In 1999, the Towns asked the Washington Court of Appeals to overturn their convictions. Ultimately, both entered Alford pleas that December to lesser charges — maintaining their innocence while agreeing they would probably be found guilty at trial — in exchange for early release from prison.
Gene Town’s plea involved a misdemeanor violation of a protective order. But Cherie’s plea to first-degree child molestation, a felony, left her with the duty to register as a Level 1 sex offender in whatever community she resided. She has lived in Wenatchee since her release.
Town was also barred from unsupervised contact with minors during her two-year probationary period. In 2000 she admitted letting the children of a friend sleep in her Wenatchee home overnight, and was sentenced to 20 days in jail. At the time, her corrections officer said “there is no reason to believe those children were touched in any way.”
The Towns were in divorce proceedings when they were arrested. Their marriage was finally dissolved in 2000.
In court, Fore told Allan that Town is in a long-term relationship with another former sex-ring defendant, Lawrence E. Steinborn, whom she considers her fiancé. Steinborn, now 60, signed a confession for Perez and pleaded guilty to child molestation in 1994, offering testimony against other defendants in exchange for leniency.
One of the three victims in his case later told authorities that they’d falsely accused Steinborn. However, the Court of Appeals found no grounds to overturn his case.
“This is an issue to the state — that she is still involved with this man who is a convicted sex offender,” Fore told Allan.
Fore also said an evaluation by counselor Marshall Kirkpatrick recommended Town undergo standard sex-offender treatment, a requirement that was not placed on her when she was released from prison. He also said Town told a polygraph examiner in 2011 that she’d always denied the charges against her, but admitted to abuse in interviews with Fore during the original prosecutions.

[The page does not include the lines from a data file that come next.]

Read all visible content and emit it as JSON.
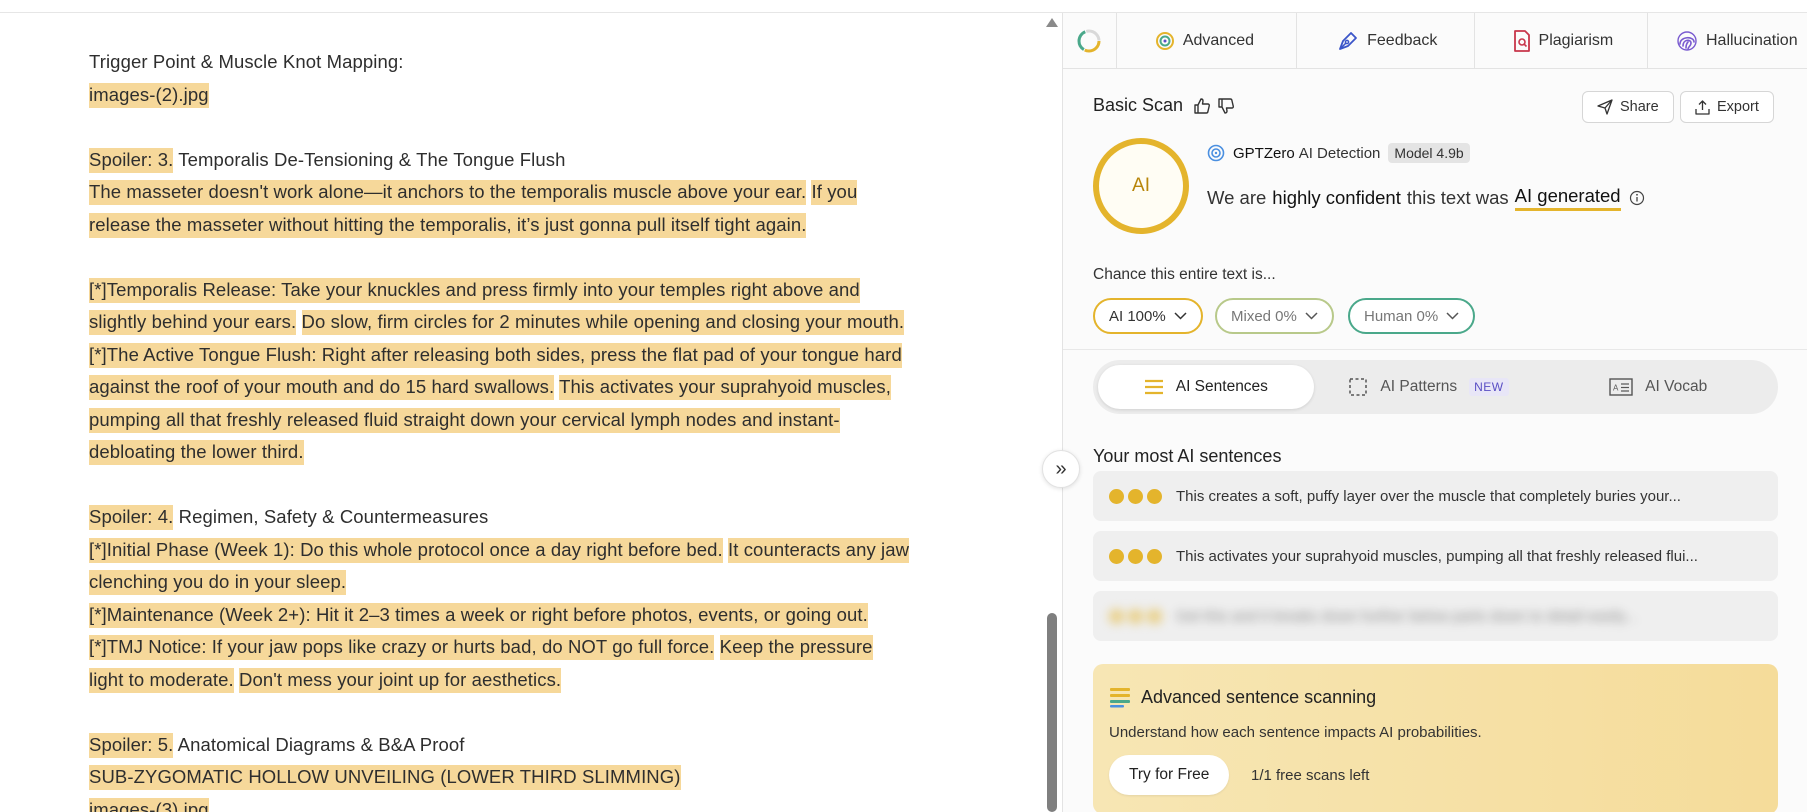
{
  "document": {
    "lines": [
      [
        {
          "t": "Trigger Point & Muscle Knot Mapping:",
          "h": false
        }
      ],
      [
        {
          "t": "images-(2).jpg",
          "h": true
        }
      ],
      [],
      [
        {
          "t": "Spoiler: 3.",
          "h": true
        },
        {
          "t": " Temporalis De-Tensioning & The Tongue Flush",
          "h": false
        }
      ],
      [
        {
          "t": "The masseter doesn't work alone—it anchors to the temporalis muscle above your ear.",
          "h": true
        },
        {
          "t": " ",
          "h": false
        },
        {
          "t": "If you",
          "h": true
        }
      ],
      [
        {
          "t": "release the masseter without hitting the temporalis, it’s just gonna pull itself tight again.",
          "h": true
        }
      ],
      [],
      [
        {
          "t": "[*]Temporalis Release: Take your knuckles and press firmly into your temples right above and",
          "h": true
        }
      ],
      [
        {
          "t": "slightly behind your ears.",
          "h": true
        },
        {
          "t": " ",
          "h": false
        },
        {
          "t": "Do slow, firm circles for 2 minutes while opening and closing your mouth.",
          "h": true
        }
      ],
      [
        {
          "t": "[*]The Active Tongue Flush: Right after releasing both sides, press the flat pad of your tongue hard",
          "h": true
        }
      ],
      [
        {
          "t": "against the roof of your mouth and do 15 hard swallows.",
          "h": true
        },
        {
          "t": " ",
          "h": false
        },
        {
          "t": "This activates your suprahyoid muscles,",
          "h": true
        }
      ],
      [
        {
          "t": "pumping all that freshly released fluid straight down your cervical lymph nodes and instant-",
          "h": true
        }
      ],
      [
        {
          "t": "debloating the lower third.",
          "h": true
        }
      ],
      [],
      [
        {
          "t": "Spoiler: 4.",
          "h": true
        },
        {
          "t": " Regimen, Safety & Countermeasures",
          "h": false
        }
      ],
      [
        {
          "t": "[*]Initial Phase (Week 1): Do this whole protocol once a day right before bed.",
          "h": true
        },
        {
          "t": " ",
          "h": false
        },
        {
          "t": "It counteracts any jaw",
          "h": true
        }
      ],
      [
        {
          "t": "clenching you do in your sleep.",
          "h": true
        }
      ],
      [
        {
          "t": "[*]Maintenance (Week 2+): Hit it 2–3 times a week or right before photos, events, or going out.",
          "h": true
        }
      ],
      [
        {
          "t": "[*]TMJ Notice: If your jaw pops like crazy or hurts bad, do NOT go full force.",
          "h": true
        },
        {
          "t": " ",
          "h": false
        },
        {
          "t": "Keep the pressure",
          "h": true
        }
      ],
      [
        {
          "t": "light to moderate.",
          "h": true
        },
        {
          "t": " ",
          "h": false
        },
        {
          "t": "Don't mess your joint up for aesthetics.",
          "h": true
        }
      ],
      [],
      [
        {
          "t": "Spoiler: 5.",
          "h": true
        },
        {
          "t": " Anatomical Diagrams & B&A Proof",
          "h": false
        }
      ],
      [
        {
          "t": "SUB-ZYGOMATIC HOLLOW UNVEILING (LOWER THIRD SLIMMING)",
          "h": true
        }
      ],
      [
        {
          "t": "images-(3).jpg",
          "h": true
        }
      ]
    ]
  },
  "tabs": {
    "advanced": "Advanced",
    "feedback": "Feedback",
    "plagiarism": "Plagiarism",
    "hallucination": "Hallucination"
  },
  "scan": {
    "title": "Basic Scan",
    "share": "Share",
    "export": "Export",
    "ring_label": "AI",
    "detector": "GPTZero",
    "detector_suffix": "AI Detection",
    "model": "Model 4.9b",
    "confidence_prefix": "We are",
    "confidence_strong": "highly confident",
    "confidence_mid": "this text was",
    "confidence_result": "AI generated"
  },
  "chance": {
    "label": "Chance this entire text is...",
    "ai": "AI 100%",
    "mixed": "Mixed 0%",
    "human": "Human 0%",
    "ai_value": 100,
    "mixed_value": 0,
    "human_value": 0
  },
  "segments": {
    "sentences": "AI Sentences",
    "patterns": "AI Patterns",
    "new_badge": "NEW",
    "vocab": "AI Vocab"
  },
  "most": {
    "title": "Your most AI sentences",
    "items": [
      "This creates a soft, puffy layer over the muscle that completely buries your...",
      "This activates your suprahyoid muscles, pumping all that freshly released flui...",
      "Get this and it breaks down further below parts down to detail easily..."
    ]
  },
  "upsell": {
    "title": "Advanced sentence scanning",
    "desc": "Understand how each sentence impacts AI probabilities.",
    "cta": "Try for Free",
    "scans_left": "1/1 free scans left"
  },
  "colors": {
    "highlight": "#f6d89a",
    "ai_gold": "#e4b42c",
    "human_green": "#4aa88a"
  }
}
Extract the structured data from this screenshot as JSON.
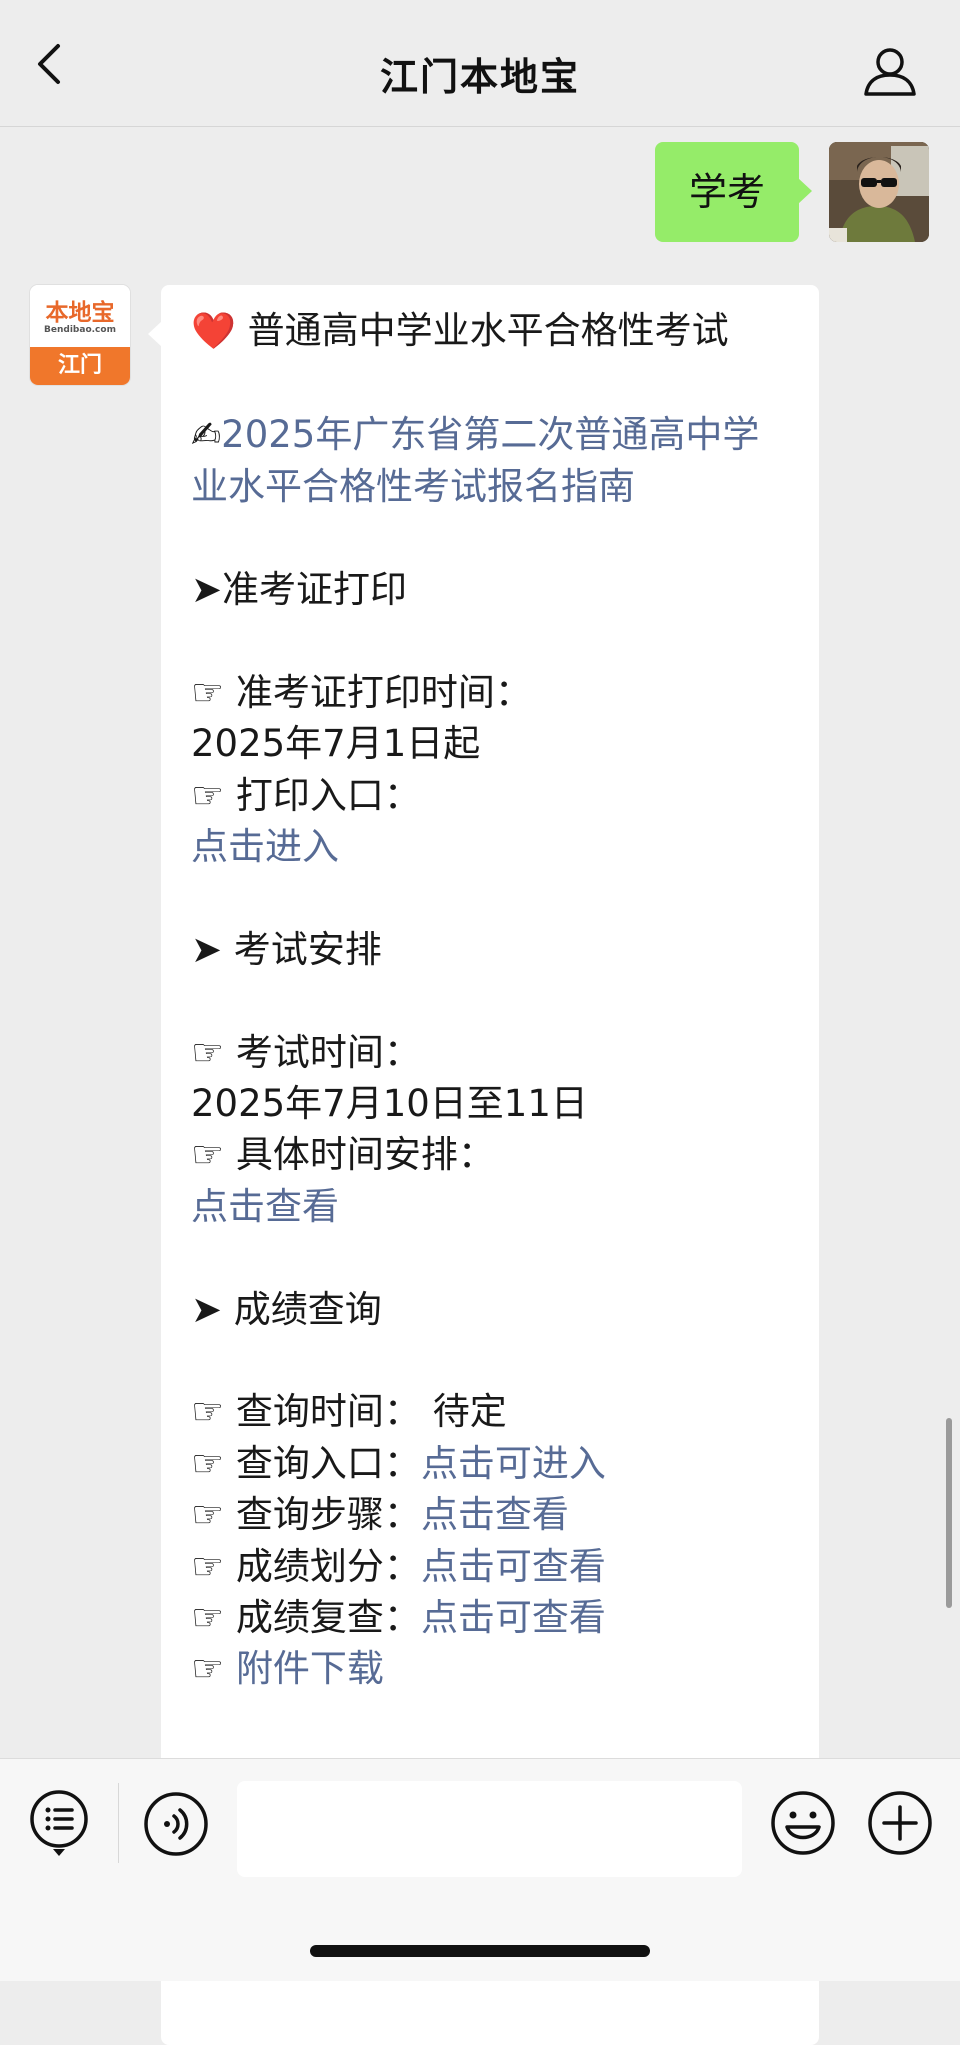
{
  "header": {
    "title": "江门本地宝"
  },
  "chat": {
    "outgoing": {
      "text": "学考"
    },
    "incoming": {
      "sender_logo_text": "本地宝",
      "sender_logo_url": "Bendibao.com",
      "sender_logo_city": "江门",
      "heading_emoji": "❤️",
      "heading": "普通高中学业水平合格性考试",
      "guide_emoji": "✍",
      "guide_link": "2025年广东省第二次普通高中学业水平合格性考试报名指南",
      "section1": {
        "title": "➤准考证打印",
        "print_time_label": "☞ 准考证打印时间：",
        "print_time_value": "2025年7月1日起",
        "entry_label": "☞ 打印入口：",
        "entry_link": "点击进入"
      },
      "section2": {
        "title": "➤ 考试安排",
        "exam_time_label": "☞ 考试时间：",
        "exam_time_value": "2025年7月10日至11日",
        "schedule_label": "☞ 具体时间安排：",
        "schedule_link": "点击查看"
      },
      "section3": {
        "title": "➤ 成绩查询",
        "items": [
          {
            "label": "☞ 查询时间：",
            "value": " 待定",
            "is_link": false
          },
          {
            "label": "☞ 查询入口：",
            "value": "点击可进入",
            "is_link": true
          },
          {
            "label": "☞ 查询步骤：",
            "value": "点击查看",
            "is_link": true
          },
          {
            "label": "☞ 成绩划分：",
            "value": "点击可查看",
            "is_link": true
          },
          {
            "label": "☞ 成绩复查：",
            "value": "点击可查看",
            "is_link": true
          },
          {
            "label": "☞ ",
            "value": "附件下载",
            "is_link": true
          }
        ]
      }
    }
  },
  "input": {
    "placeholder": ""
  },
  "colors": {
    "outgoing_bubble": "#95ec69",
    "link": "#576b95",
    "background": "#ededed",
    "logo_orange": "#f0772b"
  },
  "icons": [
    "back-icon",
    "user-profile-icon",
    "menu-list-icon",
    "voice-icon",
    "emoji-icon",
    "plus-icon"
  ]
}
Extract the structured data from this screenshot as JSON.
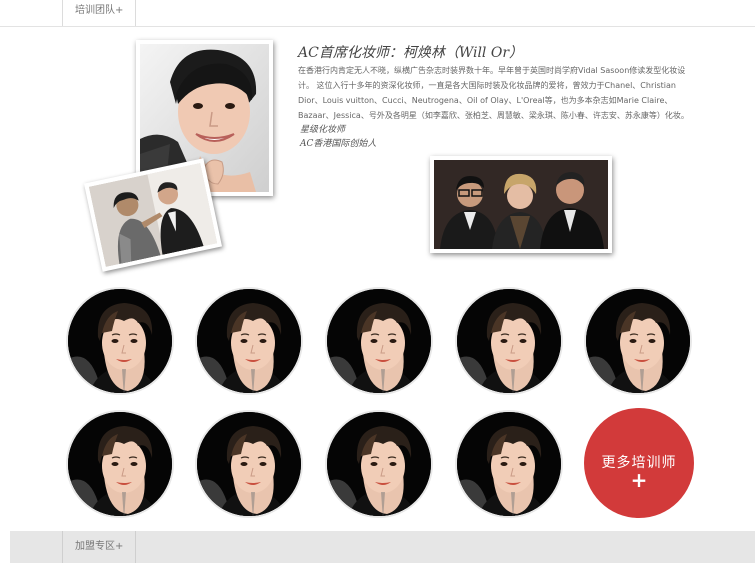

Town did not address those claims in court, telling Allan she had not seen the polygraph and evaluation report. Allan provided her copies and set another hearing for Monday. Town offered documents to support her petition including transcripts from her Wenatchee Valley College classes and letters of recommendation.
One letter came from Pastor Roby Roberson, who alongside his wife was acquitted of multiple charges of child rape in the Perez investigations and won a $700,000 settlement after suing the city of Wenatchee for negligence and violation of his civil rights.
Town is not the first sex-rings defendant to challenge her registration requirement. In 2009 Sadie May Knowles, named Sadie May Hughes when she pleaded guilty to first-degree child molestation in 1996, won freedom from registration before Judge Allan. It was her second petition; the first was rejected by Judge T.W.“Chip” Small in 2007.
Knowles, who now lives in Tacoma, took a plea to avoid a second charge of first-degree child molestation and a charge of first-degree rape. Like Cherie Town, she is developmentally disabled and said she did not understand the case against her.
Jefferson Robbins: 664-7123